In working in a project that involved an animal scientist, he found himself at odds with the scientist who didn’t believe you could raise healthy hogs that ate no grain, foraged, lived mostly on apples, and took no medicine for intestinal parasites. All the pomace from the cider is fed to the hogs.
“It takes eleven or twelve months to grow a hog this way, while a guy operating a CAFO [concentrated animal feeding operation]can do it in five and a half months,” Koan said. “But our animals are healthy. In Europe, you can’t call a pig organic if it’s slaughtered at less than a year of age. The more mature meat tastes better.”
His orchards are fenced in to contain the pigs—and also the guinea fowl he allows to pick up whatever insects they can.
The Koans also have a small herd of reindeer, left over from the petting zoo they tried as an “agritainment” venture.
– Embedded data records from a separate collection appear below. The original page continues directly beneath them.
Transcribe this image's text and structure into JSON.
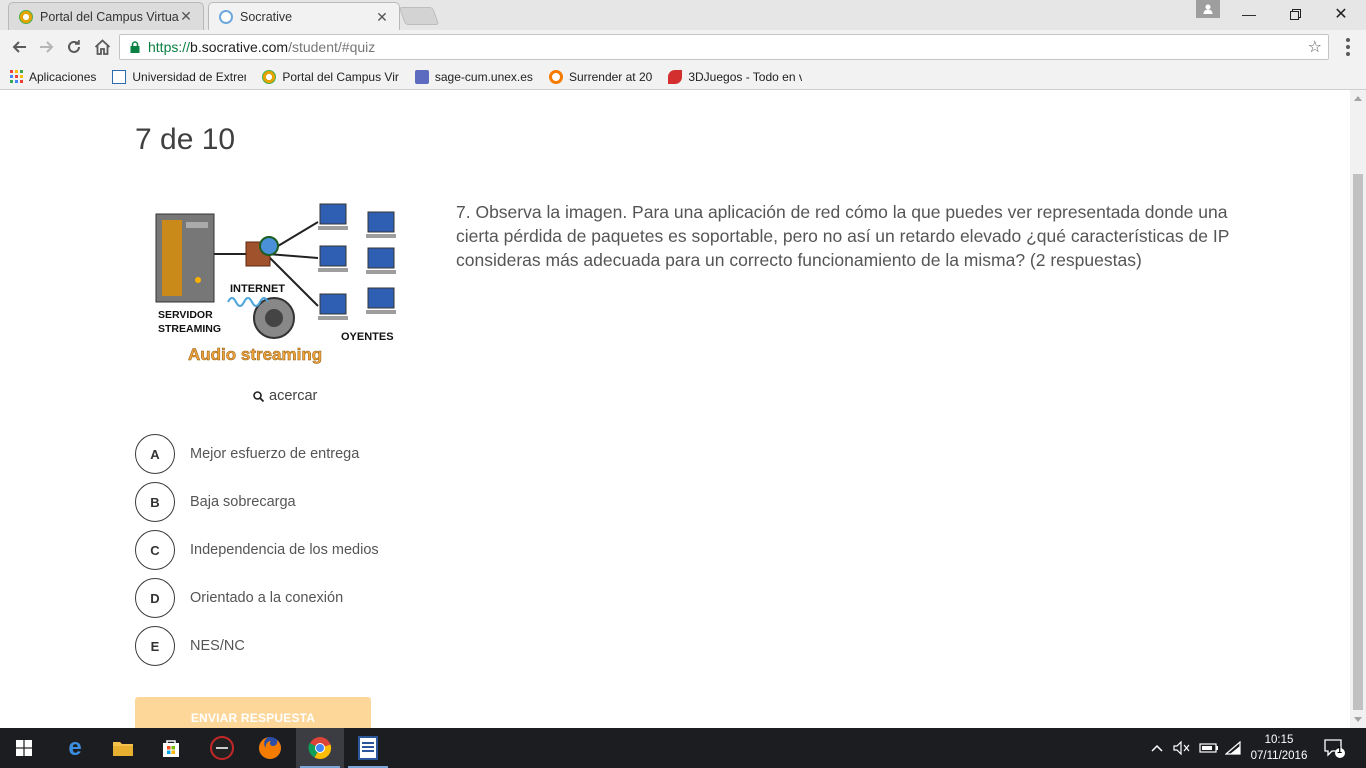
{
  "browser": {
    "tabs": [
      {
        "title": "Portal del Campus Virtua",
        "active": false,
        "icon": "campus-favicon"
      },
      {
        "title": "Socrative",
        "active": true,
        "icon": "socrative-favicon"
      }
    ],
    "url": {
      "scheme": "https://",
      "host": "b.socrative.com",
      "path": "/student/#quiz"
    },
    "bookmarks": [
      {
        "label": "Aplicaciones",
        "icon": "apps-grid-icon"
      },
      {
        "label": "Universidad de Extrem",
        "icon": "university-icon"
      },
      {
        "label": "Portal del Campus Vir",
        "icon": "campus-favicon"
      },
      {
        "label": "sage-cum.unex.es",
        "icon": "sage-icon"
      },
      {
        "label": "Surrender at 20",
        "icon": "surrender-icon"
      },
      {
        "label": "3DJuegos - Todo en v",
        "icon": "3djuegos-icon"
      }
    ]
  },
  "quiz": {
    "progress": "7 de 10",
    "image_text": {
      "internet": "INTERNET",
      "server_line1": "SERVIDOR",
      "server_line2": "STREAMING",
      "listeners": "OYENTES",
      "caption": "Audio streaming"
    },
    "zoom_label": "acercar",
    "question": "7. Observa la imagen. Para una aplicación de red cómo la que puedes ver representada donde una cierta pérdida de paquetes es soportable, pero no así un retardo elevado ¿qué características de IP consideras más adecuada para un correcto funcionamiento de la misma? (2 respuestas)",
    "answers": [
      {
        "letter": "A",
        "text": "Mejor esfuerzo de entrega"
      },
      {
        "letter": "B",
        "text": "Baja sobrecarga"
      },
      {
        "letter": "C",
        "text": "Independencia de los medios"
      },
      {
        "letter": "D",
        "text": "Orientado a la conexión"
      },
      {
        "letter": "E",
        "text": "NES/NC"
      }
    ],
    "submit_label": "ENVIAR RESPUESTA"
  },
  "taskbar": {
    "time": "10:15",
    "date": "07/11/2016",
    "notification_count": "1"
  },
  "colors": {
    "submit_bg": "#fdd799",
    "https_green": "#0b8043",
    "taskbar_bg": "#1b1d21"
  }
}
They now sell, as dog chew bones, sections of reindeer antler they collect after antler drop each winter. The reindeer, which shed antlers each year, male and female, live on pasture and poor quality pumpkins.
From the road, the farm is no showplace. Facilities are in several buildings—40,000 bushels of cold storage, buildings holding tanks of juice and fermentation vats connected with PVC plumbing, rooms for labeling, bottling, pasteurizing, and shipping. Slow fermentation takes place at cool temperatures, about 60 degrees, in buildings heated with hot water lines and apple wood-fired furnaces.
He’s now building a new facility, a large warehouse centralizing all the cider-making processes, and it will have a two-story storefront tasting room and sales area, just as boutique wineries do.
Jim’s wife, Karen, is a retired teacher and works with the farm’s market. They sold their fresh cider this year for $8 a gallon, more than twice the price of conventional cider. Their Honeycrisp apples were going for $9 in three-pound bags, while supermarket retail prices in this big production year were running about $2 a pound.
Three of their five children, Jacob, Zachary, and Monique, have joined the farming operation—Zach running the fermentation part, Jake finishing a degree in horticulture at Michigan State and working in the orchards, and Monique, who has a Ph.D. and teaches college chemistry, keeping the books and records. And their daughter, Mignon, a Spanish teacher, wants to move closer to home and help dad raise the pigs. Daughter Michelle, the oldest, is a veterinarian.
When told that he would receive the Distinguished Service Award, Jim said he wasn’t interested.
“I’m just a little guy trying to get by,” he said. “But I’ve always tried to stay active in the industry. I think it’s important to help others. People have helped me, and I feel an obligation to give back.” •